Monday, July 27, 2009

Greetings from Malaysia!

It's always difficult coming in on the end of such a strong line-up of writers. They've set such a high standard and you wonder if you're capable of sustaining that. I suppose only time will tell.

So, I'm back home in Malaysia after wandering a few continents for the past couple of decades. And it's been, and continues to be, relatively difficult. There's an old adage -- you can never go back. And it's true. If you've ever left your hometown, then you'll start to pick up little quirks of thought, emotion or action that are foreign to the person you used to be. You'll change. And, when you go back, (depending, of course, on how long you've been away) you'll realise that those changes are enough to perhaps permanently set you apart from your original community. As it has done for me.

Maybe that's why I'm so comfortable writing about aliens and otherwordly landscapes. Because, no matter where I am, I feel like an alien myself. It can be due to the colour of my skin, or the accent in my voice. Home in Malaysia, it's definitely a different way of thinking, including a faster, more abrupt (impatient) way of talking. The locals can tell the minute I open my mouth that I don't really come from around here. Not recently, at any rate.

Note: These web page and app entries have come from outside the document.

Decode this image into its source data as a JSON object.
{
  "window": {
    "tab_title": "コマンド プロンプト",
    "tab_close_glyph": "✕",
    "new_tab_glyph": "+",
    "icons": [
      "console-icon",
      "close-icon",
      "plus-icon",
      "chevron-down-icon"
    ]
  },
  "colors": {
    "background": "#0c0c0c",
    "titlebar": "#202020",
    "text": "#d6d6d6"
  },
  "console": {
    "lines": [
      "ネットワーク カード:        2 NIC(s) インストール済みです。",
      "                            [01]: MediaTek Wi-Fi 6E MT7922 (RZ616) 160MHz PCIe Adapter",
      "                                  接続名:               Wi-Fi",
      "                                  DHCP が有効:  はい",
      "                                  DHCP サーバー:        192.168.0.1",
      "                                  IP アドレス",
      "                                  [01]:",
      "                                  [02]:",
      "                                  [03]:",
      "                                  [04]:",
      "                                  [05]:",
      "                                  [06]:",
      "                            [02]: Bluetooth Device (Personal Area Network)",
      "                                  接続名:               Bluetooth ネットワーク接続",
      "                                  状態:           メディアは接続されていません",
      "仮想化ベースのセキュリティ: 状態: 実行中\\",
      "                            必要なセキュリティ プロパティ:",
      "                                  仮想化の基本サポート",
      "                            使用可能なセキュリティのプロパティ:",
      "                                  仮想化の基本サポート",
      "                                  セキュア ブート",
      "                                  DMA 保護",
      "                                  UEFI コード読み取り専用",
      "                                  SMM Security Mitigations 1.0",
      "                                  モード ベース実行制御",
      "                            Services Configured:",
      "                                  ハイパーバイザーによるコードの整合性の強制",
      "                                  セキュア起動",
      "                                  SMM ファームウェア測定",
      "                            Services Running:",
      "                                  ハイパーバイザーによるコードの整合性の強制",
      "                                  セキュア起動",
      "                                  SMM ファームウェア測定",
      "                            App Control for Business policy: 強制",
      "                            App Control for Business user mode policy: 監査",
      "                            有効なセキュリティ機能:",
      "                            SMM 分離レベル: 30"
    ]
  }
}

But what's interesting is also the flip side. I've visited and lived in a variety of countries and had to battle the strange new way of doing things, from examining the labels on unfamiliar-looking groceries (and, believe me, no matter how similar the country to the one you've just come from, there are always going to be several items that completely stump your ability to comprehend), to grappling with a new set of annoying banks, to negotiating the local post office protocols. The language is different -- even if it's English! -- the terrain is different, the smell is different. Yet, the one thing that remains the same are the people themselves.

We all have the same basic dreams, the same wishes for our children, the same hopes for our societies. It's been like this for millennia too because, in reading letters and memoirs from centuries ago, I find a commonality that's startling and, sometimes, depressing. (Haven't we moved beyond [fill in your own pet peeve] yet?) The affirmation part of the equation, though, is what I find so compelling about writing romance. Our humanity is universal, and that is exactly what I feel I'm trying to plug into whenever I sit down and attempt to pen a story.

So, for an alien peering through many windows and -- beyond the surface differences -- seeing the same things, I suppose writing something like science-fiction romance is a natural choice. At least, that's the way I look at it.


Jewel Amethyst said...

I can relate to that. Having left my native country sometime back I realize when I go back, it is just not the same. And part of it is me. My expectations have changed. And I want it to be like when I was growing up. Impossible

Maria Zannini said...

This is so true. I had the very same experience when I went back to visit Chicago after having lived in SE Texas for a couple of years. I felt like a pariah. I no longer belonged. Even my family seemed unfamiliar.

Once I got over the shock, it made it that much easier to embrace my new home in Texas.

Kaz Augustin said...

I could be a bit flip here and say that, in the end, it's all grist for the creative mill, but that's exactly true, isn't it? It's interesting the things that prod our muse.

Liane Spicer said...

I've always felt apart, 'alien', even in my own country. It's paradoxical but probably because of this distance I've never doubted that I could make myself at home anywhere. The differences are all superficial, the similarities universal.

And yeah, I often feel that as a species we've learned nothing over the last few thousand years.

Phyllis Bourne said...

Like Maria, I'm from Chicago, but I haven't lived there since I graduated high school.

It's different. I'm different. I just don't really fit in, and when I visit I usually can't wait to leave.

KeVin K. said...

I grew up in Florida. I left the year Disney arrived. If youy want to see the Florida I remember -- the place I think of when I say 'Florida' -- you have to read a Travis McGee novel from the 60s or 70s.

As a partner in an interracial family in the American South, I often find myself on the outside of things. There's a glass bubble effect.

But I often wonder whether this sense of alien, this sense of no longer being a part of what we once were, is not a function of the world changing or even of the choices we have made but of the natural arc of human growth. Whatever its cause, I suspect it is another universal. Something we all share whether we want to or not.